For example, we are all guaranteed “due process” of law, but the U.S. Constitution doesn’t spell out exactly what due process entails. To understand due process completely, one must read through hundreds of opinions on individual cases to see how that constitutional protection has been interpreted and applied. To predict how a judge might decide questions of due process in a current case, one must understand, among many other issues,the difference between precedent that is controlling and precedent that is merely persuasive.
If that all sounds confusing, you might start to understand what lawyers do for three years in law school and beyond. Even after law school, most lawyers spend years strengthening their legal research muscles by pouring through constitutional provisions, statutes, and case law and learning how to apply that body of precedent to the individual cases they face in their chosen practice area.
Now, several companies are trying to make that legal research easier.

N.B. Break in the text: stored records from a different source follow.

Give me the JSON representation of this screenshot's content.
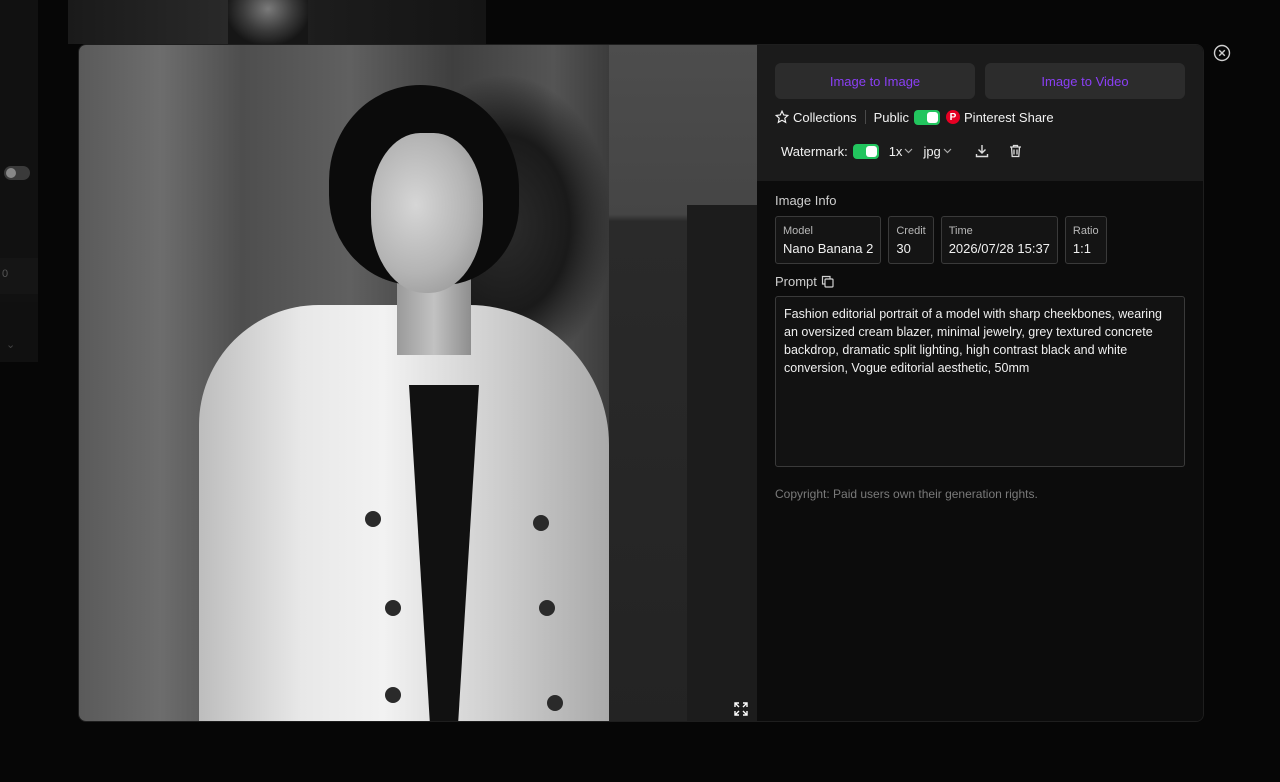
{
  "background": {
    "list_fragment_text": "0",
    "chevron": "⌄"
  },
  "actions": {
    "image_to_image": "Image to Image",
    "image_to_video": "Image to Video"
  },
  "meta": {
    "collections_label": "Collections",
    "public_label": "Public",
    "public_on": true,
    "pinterest_label": "Pinterest Share"
  },
  "download": {
    "watermark_label": "Watermark:",
    "watermark_on": true,
    "scale_value": "1x",
    "format_value": "jpg"
  },
  "image_info": {
    "title": "Image Info",
    "cards": [
      {
        "label": "Model",
        "value": "Nano Banana 2"
      },
      {
        "label": "Credit",
        "value": "30"
      },
      {
        "label": "Time",
        "value": "2026/07/28 15:37"
      },
      {
        "label": "Ratio",
        "value": "1:1"
      }
    ]
  },
  "prompt": {
    "title": "Prompt",
    "text": "Fashion editorial portrait of a model with sharp cheekbones, wearing an oversized cream blazer, minimal jewelry, grey textured concrete backdrop, dramatic split lighting, high contrast black and white conversion, Vogue editorial aesthetic, 50mm"
  },
  "copyright": "Copyright: Paid users own their generation rights.",
  "colors": {
    "accent": "#8a3ff5",
    "toggle_on": "#22c55e",
    "pinterest": "#e60023"
  },
  "icons": {
    "collections": "star-icon",
    "download": "download-icon",
    "delete": "trash-icon",
    "copy": "copy-icon",
    "expand": "expand-icon",
    "close": "close-circle-icon"
  }
}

A recent report in The Globe and Mail – a Canadian newspaper – describes a computer program named Ross that was built on the IBM Watson platform. (Watson is famous for winning Jeopardy in 2011.) Ross started as a class project at the University of Toronto as part of an IBM-sponsored contest among ten different schools, all using the Watson program. Ross’s main function is to respond to legal questions by researching through the thousands of laws and court decisions and producing a possible answer that would apply that knowledge to a current case. Though it is focused largely on federal bankruptcy law at present, Ross has already been hired at Dentons – the largest law firm in the world – and at some U.S. law firms, where it is currently going through pilot program testing.
If Ross or one of his competitorsproves successful, it could revolutionize legal research – which can be one of the most time-consuming parts of a law practice – and speed up every part of a lawyer’s workload that relies on research. Legal writing, counseling with clients, and negotiations could take less time, opening up more time for each attorney to take on new clients.

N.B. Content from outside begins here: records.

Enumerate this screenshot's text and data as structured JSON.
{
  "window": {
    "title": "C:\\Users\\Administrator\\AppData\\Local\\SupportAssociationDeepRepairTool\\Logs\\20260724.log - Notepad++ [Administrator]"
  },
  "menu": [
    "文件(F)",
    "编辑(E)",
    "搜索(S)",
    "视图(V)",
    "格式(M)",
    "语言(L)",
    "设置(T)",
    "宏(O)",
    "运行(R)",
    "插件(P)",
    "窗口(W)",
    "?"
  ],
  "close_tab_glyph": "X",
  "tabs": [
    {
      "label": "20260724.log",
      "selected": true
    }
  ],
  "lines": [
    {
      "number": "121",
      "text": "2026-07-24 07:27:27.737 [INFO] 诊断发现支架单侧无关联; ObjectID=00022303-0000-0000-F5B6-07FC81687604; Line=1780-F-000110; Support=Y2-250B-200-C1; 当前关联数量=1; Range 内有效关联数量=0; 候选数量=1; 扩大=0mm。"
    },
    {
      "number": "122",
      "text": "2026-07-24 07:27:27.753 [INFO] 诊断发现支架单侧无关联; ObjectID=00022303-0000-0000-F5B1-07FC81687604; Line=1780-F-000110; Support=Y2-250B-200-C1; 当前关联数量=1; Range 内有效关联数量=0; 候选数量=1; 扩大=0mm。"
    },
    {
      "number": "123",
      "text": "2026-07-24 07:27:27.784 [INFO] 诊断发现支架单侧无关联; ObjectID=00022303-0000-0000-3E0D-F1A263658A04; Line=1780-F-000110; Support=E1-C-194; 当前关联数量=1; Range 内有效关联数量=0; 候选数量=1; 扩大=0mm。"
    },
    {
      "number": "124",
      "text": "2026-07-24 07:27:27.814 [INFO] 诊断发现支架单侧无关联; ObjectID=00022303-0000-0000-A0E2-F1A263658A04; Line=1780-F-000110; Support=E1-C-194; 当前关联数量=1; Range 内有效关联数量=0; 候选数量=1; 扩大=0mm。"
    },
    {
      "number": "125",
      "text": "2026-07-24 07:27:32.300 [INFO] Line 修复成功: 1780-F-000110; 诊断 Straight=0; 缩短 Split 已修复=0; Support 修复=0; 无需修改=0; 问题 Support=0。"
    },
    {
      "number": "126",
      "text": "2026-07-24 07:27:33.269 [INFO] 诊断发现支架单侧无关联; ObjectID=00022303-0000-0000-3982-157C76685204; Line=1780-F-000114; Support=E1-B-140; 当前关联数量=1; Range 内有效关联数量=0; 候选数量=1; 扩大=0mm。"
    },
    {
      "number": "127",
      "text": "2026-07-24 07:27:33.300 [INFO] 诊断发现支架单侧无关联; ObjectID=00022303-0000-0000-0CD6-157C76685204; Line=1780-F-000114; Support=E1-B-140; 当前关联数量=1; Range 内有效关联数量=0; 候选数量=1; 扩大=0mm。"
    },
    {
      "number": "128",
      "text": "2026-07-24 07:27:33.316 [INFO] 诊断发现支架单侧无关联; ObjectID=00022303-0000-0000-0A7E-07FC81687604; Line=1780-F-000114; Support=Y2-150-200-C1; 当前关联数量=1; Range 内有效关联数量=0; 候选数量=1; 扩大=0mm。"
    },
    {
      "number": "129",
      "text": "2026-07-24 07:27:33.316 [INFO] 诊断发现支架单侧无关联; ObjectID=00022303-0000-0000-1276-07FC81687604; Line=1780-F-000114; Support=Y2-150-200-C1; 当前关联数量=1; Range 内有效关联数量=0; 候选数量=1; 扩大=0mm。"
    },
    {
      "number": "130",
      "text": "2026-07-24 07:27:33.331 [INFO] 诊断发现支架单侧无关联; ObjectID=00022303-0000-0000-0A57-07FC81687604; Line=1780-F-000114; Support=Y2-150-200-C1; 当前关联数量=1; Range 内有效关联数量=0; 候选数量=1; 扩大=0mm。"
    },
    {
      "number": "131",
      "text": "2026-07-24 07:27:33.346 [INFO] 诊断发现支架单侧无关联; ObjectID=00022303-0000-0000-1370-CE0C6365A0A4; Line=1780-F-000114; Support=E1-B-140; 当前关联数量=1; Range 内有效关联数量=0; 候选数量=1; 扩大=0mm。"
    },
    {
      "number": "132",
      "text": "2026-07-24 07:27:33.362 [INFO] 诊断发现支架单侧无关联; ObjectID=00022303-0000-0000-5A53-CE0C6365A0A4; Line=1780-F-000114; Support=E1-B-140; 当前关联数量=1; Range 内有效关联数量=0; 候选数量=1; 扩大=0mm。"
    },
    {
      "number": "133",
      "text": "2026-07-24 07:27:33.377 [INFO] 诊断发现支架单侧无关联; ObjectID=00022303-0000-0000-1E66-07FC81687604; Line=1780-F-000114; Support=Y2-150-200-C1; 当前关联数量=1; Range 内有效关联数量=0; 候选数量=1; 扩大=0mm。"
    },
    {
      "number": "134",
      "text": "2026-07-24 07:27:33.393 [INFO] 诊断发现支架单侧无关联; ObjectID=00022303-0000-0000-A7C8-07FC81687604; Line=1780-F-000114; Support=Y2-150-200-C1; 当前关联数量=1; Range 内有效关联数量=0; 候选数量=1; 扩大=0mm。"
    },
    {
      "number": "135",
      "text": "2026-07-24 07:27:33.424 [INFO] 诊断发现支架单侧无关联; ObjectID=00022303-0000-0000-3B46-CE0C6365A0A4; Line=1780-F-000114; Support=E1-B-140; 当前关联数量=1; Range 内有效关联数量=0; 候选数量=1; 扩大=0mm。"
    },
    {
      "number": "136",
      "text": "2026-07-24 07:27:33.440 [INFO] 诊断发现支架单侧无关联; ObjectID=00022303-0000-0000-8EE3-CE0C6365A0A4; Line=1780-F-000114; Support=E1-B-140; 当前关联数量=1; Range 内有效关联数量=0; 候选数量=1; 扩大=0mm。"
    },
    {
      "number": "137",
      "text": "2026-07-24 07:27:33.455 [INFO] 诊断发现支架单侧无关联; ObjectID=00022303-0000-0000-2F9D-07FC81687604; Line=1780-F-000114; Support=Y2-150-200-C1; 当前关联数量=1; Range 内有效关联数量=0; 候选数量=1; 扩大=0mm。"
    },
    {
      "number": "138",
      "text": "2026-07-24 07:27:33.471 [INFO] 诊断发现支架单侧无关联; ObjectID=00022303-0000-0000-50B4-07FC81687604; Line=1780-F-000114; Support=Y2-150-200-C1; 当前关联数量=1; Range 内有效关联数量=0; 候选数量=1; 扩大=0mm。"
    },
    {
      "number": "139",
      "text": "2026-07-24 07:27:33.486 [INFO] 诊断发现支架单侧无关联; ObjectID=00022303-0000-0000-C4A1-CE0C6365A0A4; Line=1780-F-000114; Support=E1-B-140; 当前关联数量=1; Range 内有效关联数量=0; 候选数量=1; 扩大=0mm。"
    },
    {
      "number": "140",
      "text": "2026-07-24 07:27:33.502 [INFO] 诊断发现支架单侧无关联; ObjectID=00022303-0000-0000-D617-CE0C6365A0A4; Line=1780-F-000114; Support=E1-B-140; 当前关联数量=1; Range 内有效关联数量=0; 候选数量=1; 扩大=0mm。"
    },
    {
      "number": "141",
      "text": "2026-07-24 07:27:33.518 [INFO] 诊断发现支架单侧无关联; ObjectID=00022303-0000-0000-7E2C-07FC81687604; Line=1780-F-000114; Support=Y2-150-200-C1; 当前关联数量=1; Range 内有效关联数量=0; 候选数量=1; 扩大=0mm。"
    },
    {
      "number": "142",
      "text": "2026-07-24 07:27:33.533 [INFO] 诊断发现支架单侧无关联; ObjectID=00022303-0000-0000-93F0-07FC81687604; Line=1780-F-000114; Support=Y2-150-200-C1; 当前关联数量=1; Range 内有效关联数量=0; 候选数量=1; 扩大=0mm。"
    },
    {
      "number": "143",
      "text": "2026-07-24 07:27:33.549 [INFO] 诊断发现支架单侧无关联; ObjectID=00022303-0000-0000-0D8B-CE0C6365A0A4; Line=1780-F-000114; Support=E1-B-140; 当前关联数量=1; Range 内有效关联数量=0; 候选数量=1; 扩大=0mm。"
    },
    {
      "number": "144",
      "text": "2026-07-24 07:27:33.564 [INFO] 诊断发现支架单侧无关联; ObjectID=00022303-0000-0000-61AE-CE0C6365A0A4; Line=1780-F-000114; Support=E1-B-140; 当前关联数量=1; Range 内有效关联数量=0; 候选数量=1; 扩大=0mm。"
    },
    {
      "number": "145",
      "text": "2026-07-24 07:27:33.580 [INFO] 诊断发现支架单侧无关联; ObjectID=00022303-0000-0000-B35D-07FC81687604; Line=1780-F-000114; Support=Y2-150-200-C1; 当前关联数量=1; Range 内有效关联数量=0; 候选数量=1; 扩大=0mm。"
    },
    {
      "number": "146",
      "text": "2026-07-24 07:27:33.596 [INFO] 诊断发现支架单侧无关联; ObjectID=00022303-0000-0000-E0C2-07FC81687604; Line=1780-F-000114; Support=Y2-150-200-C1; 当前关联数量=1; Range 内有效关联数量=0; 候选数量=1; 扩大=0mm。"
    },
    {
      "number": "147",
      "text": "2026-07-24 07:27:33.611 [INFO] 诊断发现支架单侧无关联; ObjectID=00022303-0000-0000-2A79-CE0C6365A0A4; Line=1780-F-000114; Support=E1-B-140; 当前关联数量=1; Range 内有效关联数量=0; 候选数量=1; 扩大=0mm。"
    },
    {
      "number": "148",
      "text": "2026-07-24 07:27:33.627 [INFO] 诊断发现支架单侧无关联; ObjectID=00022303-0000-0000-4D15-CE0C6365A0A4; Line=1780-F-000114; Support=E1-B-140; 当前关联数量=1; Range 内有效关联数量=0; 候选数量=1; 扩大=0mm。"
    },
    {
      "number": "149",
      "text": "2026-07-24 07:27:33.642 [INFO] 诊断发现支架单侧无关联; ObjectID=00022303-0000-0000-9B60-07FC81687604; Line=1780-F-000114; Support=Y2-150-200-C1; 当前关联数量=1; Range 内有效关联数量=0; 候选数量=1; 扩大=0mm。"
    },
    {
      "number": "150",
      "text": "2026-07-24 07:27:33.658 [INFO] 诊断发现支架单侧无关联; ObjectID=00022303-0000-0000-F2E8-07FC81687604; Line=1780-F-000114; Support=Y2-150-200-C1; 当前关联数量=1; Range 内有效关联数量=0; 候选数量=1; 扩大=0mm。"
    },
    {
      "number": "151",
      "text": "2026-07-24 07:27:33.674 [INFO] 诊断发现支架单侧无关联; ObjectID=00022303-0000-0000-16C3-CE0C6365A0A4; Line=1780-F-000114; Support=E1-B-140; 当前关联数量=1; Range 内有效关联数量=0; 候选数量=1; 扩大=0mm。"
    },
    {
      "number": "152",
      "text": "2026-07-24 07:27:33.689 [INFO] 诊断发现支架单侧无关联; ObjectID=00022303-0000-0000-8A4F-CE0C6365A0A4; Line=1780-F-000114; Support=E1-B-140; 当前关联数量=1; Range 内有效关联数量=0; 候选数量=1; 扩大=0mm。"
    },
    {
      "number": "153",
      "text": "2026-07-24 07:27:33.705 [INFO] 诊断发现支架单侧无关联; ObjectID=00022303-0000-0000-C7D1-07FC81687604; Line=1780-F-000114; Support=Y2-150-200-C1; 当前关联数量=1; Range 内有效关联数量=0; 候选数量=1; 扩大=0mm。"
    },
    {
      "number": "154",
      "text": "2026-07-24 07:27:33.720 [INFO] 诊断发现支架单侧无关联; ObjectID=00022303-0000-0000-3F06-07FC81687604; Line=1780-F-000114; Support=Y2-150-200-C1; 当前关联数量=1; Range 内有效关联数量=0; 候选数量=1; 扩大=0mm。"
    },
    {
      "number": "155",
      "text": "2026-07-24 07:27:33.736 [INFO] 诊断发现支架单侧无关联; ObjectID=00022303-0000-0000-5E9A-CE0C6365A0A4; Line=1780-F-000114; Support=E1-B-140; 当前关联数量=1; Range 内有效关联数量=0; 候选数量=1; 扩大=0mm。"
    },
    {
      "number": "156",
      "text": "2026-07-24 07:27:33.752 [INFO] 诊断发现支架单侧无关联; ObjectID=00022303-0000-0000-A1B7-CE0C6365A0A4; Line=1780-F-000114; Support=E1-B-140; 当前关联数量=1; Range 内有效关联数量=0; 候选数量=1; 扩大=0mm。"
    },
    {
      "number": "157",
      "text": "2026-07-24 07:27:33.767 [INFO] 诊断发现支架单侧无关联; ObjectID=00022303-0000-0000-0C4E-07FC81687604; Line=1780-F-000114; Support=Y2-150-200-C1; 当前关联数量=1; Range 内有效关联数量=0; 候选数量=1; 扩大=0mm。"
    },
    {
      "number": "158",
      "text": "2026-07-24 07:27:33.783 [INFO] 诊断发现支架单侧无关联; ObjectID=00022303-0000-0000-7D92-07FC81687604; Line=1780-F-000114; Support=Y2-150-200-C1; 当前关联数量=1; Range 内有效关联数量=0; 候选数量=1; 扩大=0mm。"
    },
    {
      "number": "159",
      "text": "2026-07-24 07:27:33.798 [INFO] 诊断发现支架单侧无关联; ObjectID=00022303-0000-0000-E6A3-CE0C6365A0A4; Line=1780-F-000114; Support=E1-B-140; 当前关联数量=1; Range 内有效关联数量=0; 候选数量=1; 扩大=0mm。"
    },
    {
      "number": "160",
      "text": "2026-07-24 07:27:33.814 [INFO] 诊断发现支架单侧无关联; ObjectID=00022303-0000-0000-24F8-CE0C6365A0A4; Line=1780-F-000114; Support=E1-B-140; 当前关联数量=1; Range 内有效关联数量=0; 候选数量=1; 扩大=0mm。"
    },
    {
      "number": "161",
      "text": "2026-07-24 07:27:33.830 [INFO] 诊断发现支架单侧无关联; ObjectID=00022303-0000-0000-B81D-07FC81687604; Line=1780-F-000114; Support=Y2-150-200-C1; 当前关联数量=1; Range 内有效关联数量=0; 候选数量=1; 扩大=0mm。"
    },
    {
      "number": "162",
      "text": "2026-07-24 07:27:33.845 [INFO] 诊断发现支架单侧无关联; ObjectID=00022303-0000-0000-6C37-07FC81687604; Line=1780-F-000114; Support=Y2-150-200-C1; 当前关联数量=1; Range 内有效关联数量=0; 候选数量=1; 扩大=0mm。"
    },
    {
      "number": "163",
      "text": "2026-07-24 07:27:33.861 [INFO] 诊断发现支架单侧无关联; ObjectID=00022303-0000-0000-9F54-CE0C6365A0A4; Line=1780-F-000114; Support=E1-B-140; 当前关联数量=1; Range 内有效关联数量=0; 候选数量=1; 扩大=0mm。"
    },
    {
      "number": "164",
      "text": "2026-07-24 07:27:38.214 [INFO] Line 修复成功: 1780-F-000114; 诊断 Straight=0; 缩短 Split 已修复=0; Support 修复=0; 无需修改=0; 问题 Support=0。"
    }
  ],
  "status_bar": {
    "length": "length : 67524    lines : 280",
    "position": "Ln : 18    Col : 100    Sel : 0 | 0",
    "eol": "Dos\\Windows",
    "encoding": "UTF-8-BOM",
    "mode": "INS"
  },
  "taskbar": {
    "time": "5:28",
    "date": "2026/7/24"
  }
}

While such advanced computer programs will neverreplace attorneys, at the Tampa, Florida law firm of Wagner, McLaughlin & Whittemore, we celebrate any technology that helps us work smarter for our clients. Along with legal research – whether computer-assisted or not –we will always draw from our own vast knowledge of personal injury, malpractice, and whistleblower case law to serve our clients. Contact us today to see how our knowledge can help you.